Shortly before his death Sylvester had bequeathed all his future royalties of his music to local AIDS groups, but Sylvester died deeply in debt there was no money to distribute until the late 1990’s. Once his advances were repaid, his early-career label Fantasy Records then kept the money in an account until its proper recipient could be legally determined.

But finally in 2010 after all of Sylvester’s debts were paid The AIDS Emergency Fund and Project Open Hand split a check from Sylvester’s estate totaling nearly $140,000.

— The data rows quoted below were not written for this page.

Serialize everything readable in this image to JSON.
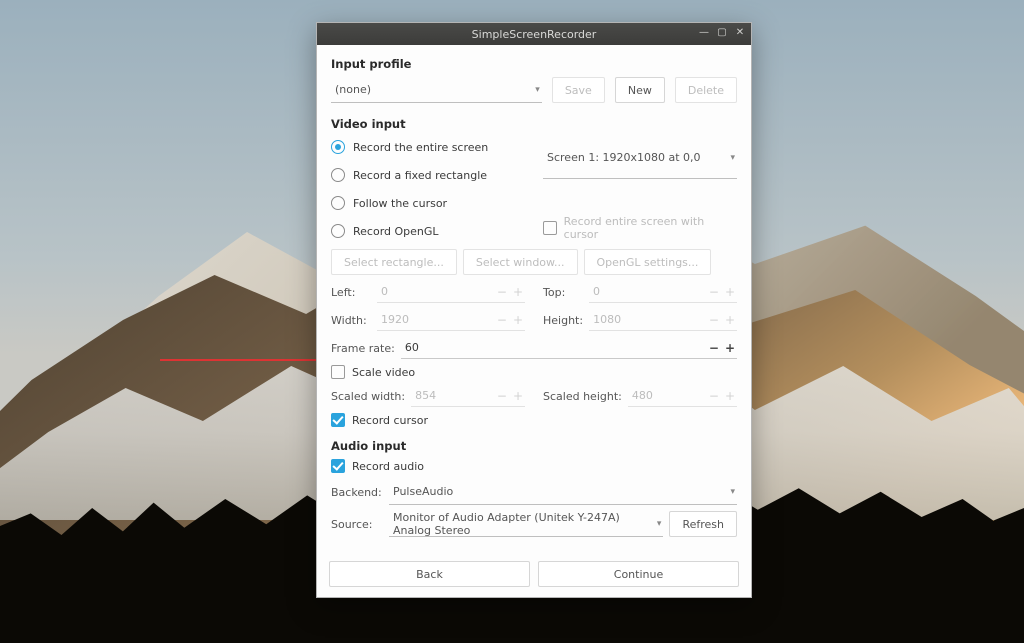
{
  "window": {
    "title": "SimpleScreenRecorder"
  },
  "input_profile": {
    "heading": "Input profile",
    "selected": "(none)",
    "save": "Save",
    "new": "New",
    "delete": "Delete"
  },
  "video_input": {
    "heading": "Video input",
    "mode_entire": "Record the entire screen",
    "mode_rect": "Record a fixed rectangle",
    "mode_cursor": "Follow the cursor",
    "mode_opengl": "Record OpenGL",
    "screen_selected": "Screen 1: 1920x1080 at 0,0",
    "entire_with_cursor": "Record entire screen with cursor",
    "btn_select_rect": "Select rectangle...",
    "btn_select_window": "Select window...",
    "btn_opengl_settings": "OpenGL settings...",
    "left_label": "Left:",
    "left_val": "0",
    "top_label": "Top:",
    "top_val": "0",
    "width_label": "Width:",
    "width_val": "1920",
    "height_label": "Height:",
    "height_val": "1080",
    "framerate_label": "Frame rate:",
    "framerate_val": "60",
    "scale_video": "Scale video",
    "scaled_w_label": "Scaled width:",
    "scaled_w_val": "854",
    "scaled_h_label": "Scaled height:",
    "scaled_h_val": "480",
    "record_cursor": "Record cursor"
  },
  "audio_input": {
    "heading": "Audio input",
    "record_audio": "Record audio",
    "backend_label": "Backend:",
    "backend_val": "PulseAudio",
    "source_label": "Source:",
    "source_val": "Monitor of Audio Adapter (Unitek Y-247A) Analog Stereo",
    "refresh": "Refresh"
  },
  "nav": {
    "back": "Back",
    "continue": "Continue"
  }
}
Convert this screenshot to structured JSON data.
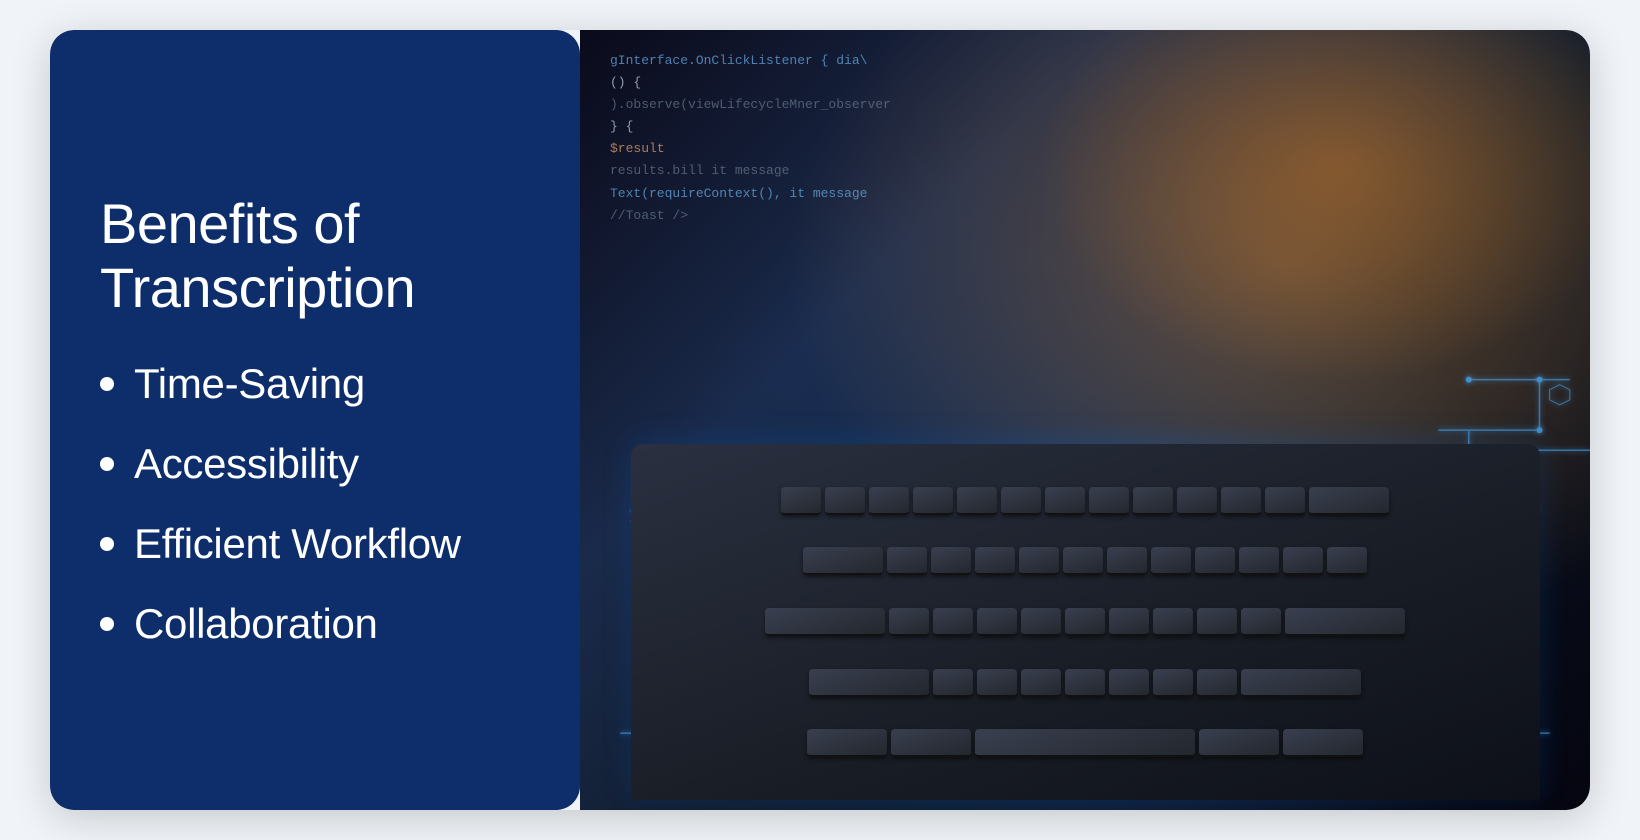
{
  "left_panel": {
    "title_line1": "Benefits of",
    "title_line2": "Transcription",
    "bullet_items": [
      {
        "id": "time-saving",
        "label": "Time-Saving"
      },
      {
        "id": "accessibility",
        "label": "Accessibility"
      },
      {
        "id": "efficient-workflow",
        "label": "Efficient Workflow"
      },
      {
        "id": "collaboration",
        "label": "Collaboration"
      }
    ]
  },
  "right_panel": {
    "alt": "Hands typing on a keyboard with glowing circuit board overlays and code in the background"
  },
  "colors": {
    "left_bg": "#0d2d6b",
    "text": "#ffffff",
    "accent_blue": "#4ab0ff",
    "accent_orange": "#c87828"
  },
  "code_lines": [
    {
      "content": "gInterface.OnClickListener { dia\\",
      "class": "code-blue"
    },
    {
      "content": "() {",
      "class": "code-white"
    },
    {
      "content": "  ).observe(viewLifecycleMner_observer",
      "class": "code-green"
    },
    {
      "content": "  } {",
      "class": "code-white"
    },
    {
      "content": "    $result",
      "class": "code-orange"
    },
    {
      "content": "    results.bill it message",
      "class": "code-gray"
    },
    {
      "content": "    Text(requireContext(), it message",
      "class": "code-blue"
    }
  ]
}
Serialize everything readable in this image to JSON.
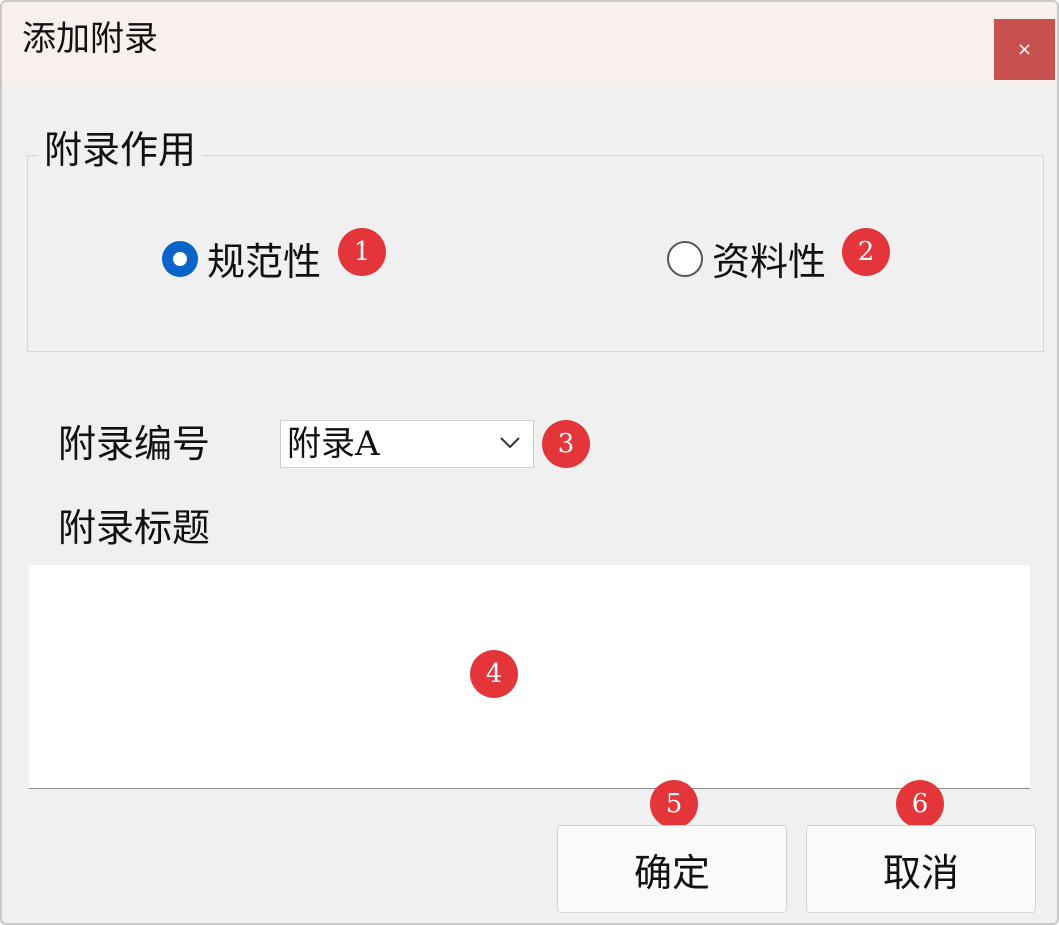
{
  "window": {
    "title": "添加附录",
    "close_label": "×"
  },
  "purpose_group": {
    "legend": "附录作用",
    "options": [
      {
        "label": "规范性",
        "selected": true,
        "badge": "1"
      },
      {
        "label": "资料性",
        "selected": false,
        "badge": "2"
      }
    ]
  },
  "appendix_number": {
    "label": "附录编号",
    "value": "附录A",
    "badge": "3"
  },
  "appendix_title": {
    "label": "附录标题",
    "value": "",
    "badge": "4"
  },
  "buttons": {
    "ok_label": "确定",
    "ok_badge": "5",
    "cancel_label": "取消",
    "cancel_badge": "6"
  },
  "colors": {
    "titlebar": "#f8f0ec",
    "close_button": "#c8514f",
    "radio_selected": "#0864c8",
    "badge": "#e3353a",
    "window_bg": "#f0f0f0"
  }
}
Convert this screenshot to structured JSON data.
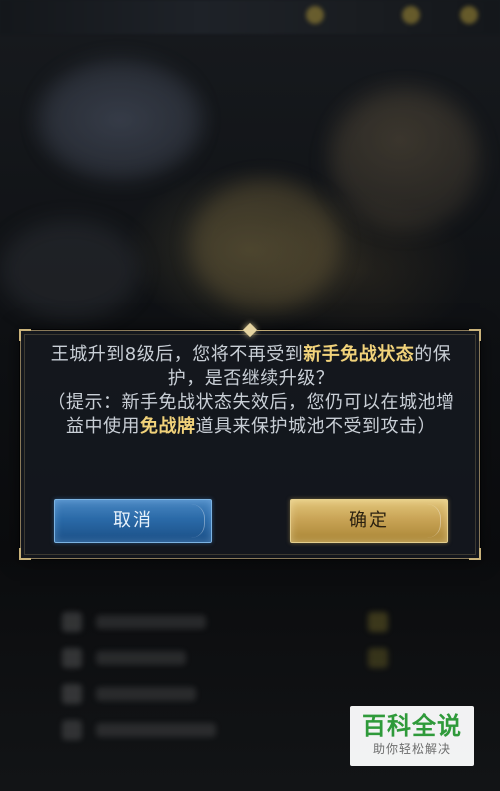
{
  "dialog": {
    "message": {
      "part1": "王城升到8级后，您将不再受到",
      "highlight1": "新手免战状态",
      "part2": "的保护，是否继续升级？",
      "hint_part1": "（提示：新手免战状态失效后，您仍可以在城池增益中使用",
      "highlight2": "免战牌",
      "hint_part2": "道具来保护城池不受到攻击）"
    },
    "cancel_label": "取消",
    "confirm_label": "确定"
  },
  "watermark": {
    "title": "百科全说",
    "subtitle": "助你轻松解决"
  },
  "colors": {
    "highlight": "#f1d27a",
    "cancel_button": "#2a6aa8",
    "confirm_button": "#c9a456",
    "watermark_green": "#2f9a3a"
  }
}
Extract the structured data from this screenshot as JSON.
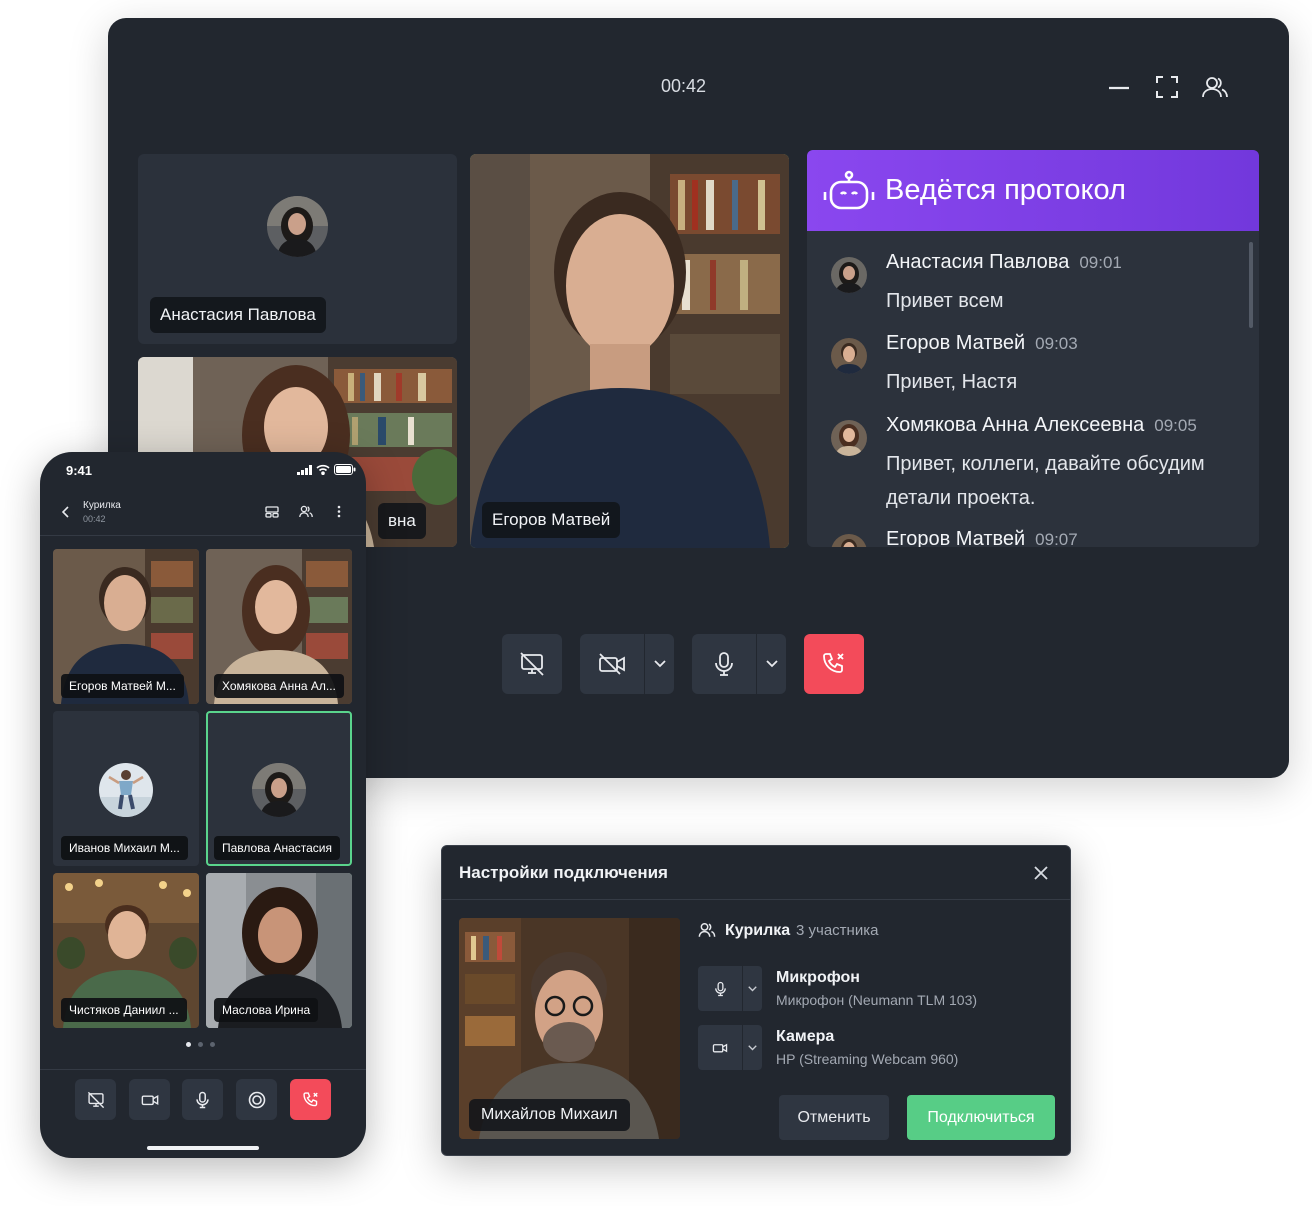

The royalty money is still being disbursed to AIDS groups today.

Library of Congress' National Registry Selects Sylvester's "You Make Me Feel" For Preservation.

Library of Congress’ National Registry Selects Sylvester’s “You Make Me Feel” For Recording Registry Preservation

Via The Washington Post:

This year’s inductees for the Library of Congress’ National Recording Registry include a speech from Sen. Robert Kennedy, the educational music of “Schoolhouse Rock!,” Jay-Z’s seminal album “The Blueprint,” soul, pop and disco songs that became anthems for underrepresented groups, and a number of other unique recordings. Every year, the registry preserves 25 “culturally, historically, or aesthetically significant” American recordings that are at least 10 years old.

Some of the recordings, such as Sylvester’s 1978 disco hit “You Make Me Feel (Mighty Real)” and Cyndi Lauper’s 1983 debut album “She’s So Unusual,” signaled a more mainstream acceptance of the LGBT community. Sylvester’s song, which according to the Library of Congress “reflected his childhood background in both African-American gospel music and his work as a drag performer in San Francisco,” has become an enduring LGBT anthem.


Here’s the full list of this year’s inductees:

  • Yiddish Cylinders  (c. 1901-1905)
  • “Memphis Blues” (single), Victor Military Band (1914)
  • Melville Jacobs Collection of Native Americans (1929-1939)
  • “Minnie the Moocher” (single), Cab Calloway (1931)
  • “Bach Six Cello Suites” (album), Pablo Casals (c. 1939)
  • “They Look Like Men of War” (single), Deep River Boys (1941)
  • “Gunsmoke” — Episode: “The Cabin” (Dec. 27, 1952)
  • Ruth Draper: Complete monologues, Ruth Draper (1954-1956)
  • “La Bamba” (single), Ritchie Valens (1958)
  • “Long Black Veil” (single), Lefty Frizzell (1959)
  • “Stan Freberg: The Early Years” (album), Stan Freberg (1961)
  • “GO” (album), Dexter Gordon (1962)
  • “War Requiem” (album), Benjamin Britten (1963)
  • “Mississippi Goddam” (single), Nina Simone (1964)
  • “Soul Man” (single), Sam & Dave (1967)
  • “Hair” (original Broadway cast recording) (1968)
  • Speech on the Death of MLK, Robert F. Kennedy (April 4, 1968)
  • “Sweet Caroline” (single), Neil Diamond (1969)
  • “Superfly” (album), Curtis Mayfield (1972)
  • “Ola Belle Reed” (album), Ola Belle Reed (1973)
  • “September” (single), Earth, Wind & Fire (1978)
  • “You Make Me Feel (Mighty Real)” (single), Sylvester (1978)
  • “She’s So Unusual” (album), Cyndi Lauper (1983)
  • “Schoolhouse Rock!: The Box Set” (1996)
  • “The Blueprint” (album), Jay-Z (2001)